   (^Cold & raw the north doth blow,
    and all the Hills are cover_d with snow.^) Such is my sad ditty, & I beg you to set it to melancholly musick, & sing it pathetically till I come & sing, (^London is a fine Town^) &c. I hope to set forward tomorrow sennight but my other half is as pleased here as if he was in the Garden of Eden fanned by zephyrs & incensed by Flora. I hoped to have been with you long ago, but M=r= Montagu has been obliged to part with his Steward, finding he had taken so many stewardships & affairs upon him, he did none of them well; so who do you think the Gentleman appointed Receiver & paymaster [\in DELETED\] [\during/] the vacancy but his beloved Wife? Poor Woman! she has had a great deal of trouble & fatigue, but would not quit her post till she had put all things into order & method, else perhaps I had stolen back to London, but now

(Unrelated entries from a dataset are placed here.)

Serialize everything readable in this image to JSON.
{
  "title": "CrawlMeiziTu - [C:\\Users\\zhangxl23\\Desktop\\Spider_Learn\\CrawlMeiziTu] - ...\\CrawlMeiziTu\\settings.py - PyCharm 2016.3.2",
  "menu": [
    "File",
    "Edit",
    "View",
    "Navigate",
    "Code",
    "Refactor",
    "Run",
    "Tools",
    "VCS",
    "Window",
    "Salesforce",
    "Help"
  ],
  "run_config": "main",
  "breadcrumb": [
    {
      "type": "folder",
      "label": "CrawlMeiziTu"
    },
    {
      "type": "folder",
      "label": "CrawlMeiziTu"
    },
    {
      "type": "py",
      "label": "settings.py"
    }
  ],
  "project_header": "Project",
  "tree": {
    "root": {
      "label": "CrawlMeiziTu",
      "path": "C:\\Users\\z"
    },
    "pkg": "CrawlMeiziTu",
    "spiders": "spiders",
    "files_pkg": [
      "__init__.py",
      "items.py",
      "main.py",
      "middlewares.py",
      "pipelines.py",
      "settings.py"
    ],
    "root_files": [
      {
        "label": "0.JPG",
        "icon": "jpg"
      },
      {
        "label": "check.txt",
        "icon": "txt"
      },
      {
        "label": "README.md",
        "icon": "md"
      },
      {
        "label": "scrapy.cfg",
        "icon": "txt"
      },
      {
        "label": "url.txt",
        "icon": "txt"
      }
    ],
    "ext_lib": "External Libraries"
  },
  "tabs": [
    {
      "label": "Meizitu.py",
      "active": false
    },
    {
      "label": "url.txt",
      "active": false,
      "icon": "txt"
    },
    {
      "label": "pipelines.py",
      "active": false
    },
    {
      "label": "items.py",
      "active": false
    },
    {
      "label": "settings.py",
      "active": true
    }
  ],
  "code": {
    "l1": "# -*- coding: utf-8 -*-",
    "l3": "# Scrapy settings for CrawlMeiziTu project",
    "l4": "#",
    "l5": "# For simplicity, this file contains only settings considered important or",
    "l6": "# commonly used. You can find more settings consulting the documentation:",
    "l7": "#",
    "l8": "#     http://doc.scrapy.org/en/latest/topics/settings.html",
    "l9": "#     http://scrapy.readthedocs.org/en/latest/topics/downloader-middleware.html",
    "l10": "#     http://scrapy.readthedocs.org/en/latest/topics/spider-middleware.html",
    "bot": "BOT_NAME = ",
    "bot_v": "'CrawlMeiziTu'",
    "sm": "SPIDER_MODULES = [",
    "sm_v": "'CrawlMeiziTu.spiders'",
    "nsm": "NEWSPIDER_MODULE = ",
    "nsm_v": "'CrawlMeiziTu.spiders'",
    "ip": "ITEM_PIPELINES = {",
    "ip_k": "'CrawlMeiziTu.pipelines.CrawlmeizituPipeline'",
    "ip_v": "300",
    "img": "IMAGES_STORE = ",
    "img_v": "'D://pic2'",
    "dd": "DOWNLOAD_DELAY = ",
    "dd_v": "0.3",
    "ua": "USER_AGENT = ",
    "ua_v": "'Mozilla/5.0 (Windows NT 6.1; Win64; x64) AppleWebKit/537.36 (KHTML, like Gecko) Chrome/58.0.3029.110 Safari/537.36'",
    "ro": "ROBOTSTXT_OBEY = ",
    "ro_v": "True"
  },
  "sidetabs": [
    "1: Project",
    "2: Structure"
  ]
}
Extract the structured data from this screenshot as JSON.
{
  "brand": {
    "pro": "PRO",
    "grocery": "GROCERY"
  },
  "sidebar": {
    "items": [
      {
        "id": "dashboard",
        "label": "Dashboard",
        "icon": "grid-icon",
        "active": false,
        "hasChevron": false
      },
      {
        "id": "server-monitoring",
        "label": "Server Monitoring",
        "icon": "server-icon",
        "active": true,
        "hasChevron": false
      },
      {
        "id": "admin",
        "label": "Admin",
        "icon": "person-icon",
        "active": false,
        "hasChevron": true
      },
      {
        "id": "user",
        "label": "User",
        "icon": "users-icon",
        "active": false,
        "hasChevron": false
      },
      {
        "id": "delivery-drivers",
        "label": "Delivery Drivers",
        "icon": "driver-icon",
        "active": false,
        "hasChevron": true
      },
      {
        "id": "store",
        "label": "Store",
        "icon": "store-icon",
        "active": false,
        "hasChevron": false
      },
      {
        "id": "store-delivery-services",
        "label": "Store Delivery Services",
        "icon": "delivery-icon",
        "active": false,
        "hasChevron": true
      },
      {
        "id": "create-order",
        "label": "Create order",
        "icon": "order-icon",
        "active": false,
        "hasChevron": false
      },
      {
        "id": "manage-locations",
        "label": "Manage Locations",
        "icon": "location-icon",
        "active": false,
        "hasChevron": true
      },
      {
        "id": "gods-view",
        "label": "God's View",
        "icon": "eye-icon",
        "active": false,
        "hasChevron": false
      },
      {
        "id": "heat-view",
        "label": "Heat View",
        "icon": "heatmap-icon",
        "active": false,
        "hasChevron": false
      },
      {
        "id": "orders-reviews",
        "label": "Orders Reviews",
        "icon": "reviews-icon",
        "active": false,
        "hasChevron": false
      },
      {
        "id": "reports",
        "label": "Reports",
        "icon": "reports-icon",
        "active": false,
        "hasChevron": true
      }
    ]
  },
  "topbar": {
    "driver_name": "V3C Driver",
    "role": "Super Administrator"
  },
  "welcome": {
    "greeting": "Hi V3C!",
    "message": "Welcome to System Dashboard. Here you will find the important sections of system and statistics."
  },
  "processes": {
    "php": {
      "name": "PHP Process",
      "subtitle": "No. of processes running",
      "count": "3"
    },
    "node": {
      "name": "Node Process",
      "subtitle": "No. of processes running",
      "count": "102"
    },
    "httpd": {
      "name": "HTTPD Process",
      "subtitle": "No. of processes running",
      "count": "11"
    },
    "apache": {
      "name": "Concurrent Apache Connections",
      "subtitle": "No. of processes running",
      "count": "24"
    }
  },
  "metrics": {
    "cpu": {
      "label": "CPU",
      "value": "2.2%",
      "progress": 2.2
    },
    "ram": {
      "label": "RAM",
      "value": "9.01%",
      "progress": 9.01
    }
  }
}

I am obliged to wait for my Landlord, who you know never is in a hurry. We had very mild weather till yesterday, & then there came a violent wind & snow, & it is horrible to behold our hills & vallies. You, I suppose, are indulging yourself in the joys of society, the fair Duchess come to Town, M=r= William returnd from Sea, & (\Sa Sagesses\) from school, & never think of those who shiver under the pole star. I shall come to Town (\doucement\) , for the roads are rough, the days are short, & my precipitate journey this summer did not agree with me. Now if you have any charity you will write a letter about this day sennight & send it to Hillstreet. Our porter will know at what Inn to send my letters to chear me on ye road, & you may give me (\le carte du pays\) I am coming to, tell me what Lovers are going to be married, what politicians are contented or discontented, with all news great & small. I expect a most dreary journey, & it
will be a great pleasure, even in the best Inns best room, to receive a letter from my dear friend. If you write by tuesday ye 30=th= it will end the old year well, if the next day it will begin the new one happily to me. We expect our fine Bride in the Country in a few days, they are to keep a splendid wedding. I hope Love will keep them warm, else it is but a chill kind of a project to come into Northumberland at Xmass. Miss Windsor has kept her Nuptial feast in more pleasant regions. I should think it better for a Bride to shine at Almacks than to glitter amidst the hoar frost. To tell you the truth I am so well tired of the Country I shall not like even to look at a Landscape these 3 months. All joy attend you, & may some of it appear in the shape of a little Marquiss of Worcester. I am dear Madam
   Ever most affect=ly= yours
[\ADDRESS\] To M=rs= Boscawen